3. UC is Positioned to Be a Leader: With UCSF’s mission of promoting global health, it was well positioned to lead by example. If other campuses follow UCSF’s lead, it will send a clear message to the regents: This is an opportunity for UC to commit to divestment and prove that it is willing to act on the science demonstrating that climate change is a real and urgent problem. This will send a powerful message to other universities and institutions to not shy away from it. Today, nearly 1,000 institutional investors with $6.24 trillion in assets (15 percent are educational institutions) have committed to divest from fossil fuels, up from $52 billion four years ago—an increase of 11,900 percent. Most recently Middlebury College committed to divesting its $1.1 billion endowment from fossil fuels. Imagine the impact UC can have with an endowment of $10.4 billion.
Academic Senate Faculty: Get Out and Vote to Pass the Memorial
Over the next few weeks, all Senate faculty will have a chance to voice their opinion. Vote to pass the Memorial. The more votes we get, the better because what counts is the total number of votes from all UC campuses. The more UC faculty who vote, the more impactful the message will be to the Regents. Voting will begin June 1 and run for two weeks.

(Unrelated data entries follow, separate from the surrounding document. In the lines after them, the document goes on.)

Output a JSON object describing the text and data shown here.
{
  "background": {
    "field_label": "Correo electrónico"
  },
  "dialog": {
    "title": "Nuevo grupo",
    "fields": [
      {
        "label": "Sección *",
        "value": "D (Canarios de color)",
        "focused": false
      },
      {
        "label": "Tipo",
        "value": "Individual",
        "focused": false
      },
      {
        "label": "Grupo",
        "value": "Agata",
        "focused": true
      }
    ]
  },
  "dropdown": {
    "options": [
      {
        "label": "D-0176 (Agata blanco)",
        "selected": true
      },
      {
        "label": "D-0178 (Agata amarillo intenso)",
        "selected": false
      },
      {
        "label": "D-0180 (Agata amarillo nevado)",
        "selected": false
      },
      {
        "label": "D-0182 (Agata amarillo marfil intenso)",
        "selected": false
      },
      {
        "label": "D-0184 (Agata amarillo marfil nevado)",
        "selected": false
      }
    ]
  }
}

While adjunct faculty, HS Clinical Series, and students are not eligible to vote on the Memorial, you can voice your support via an online petition at Fossil Free UC.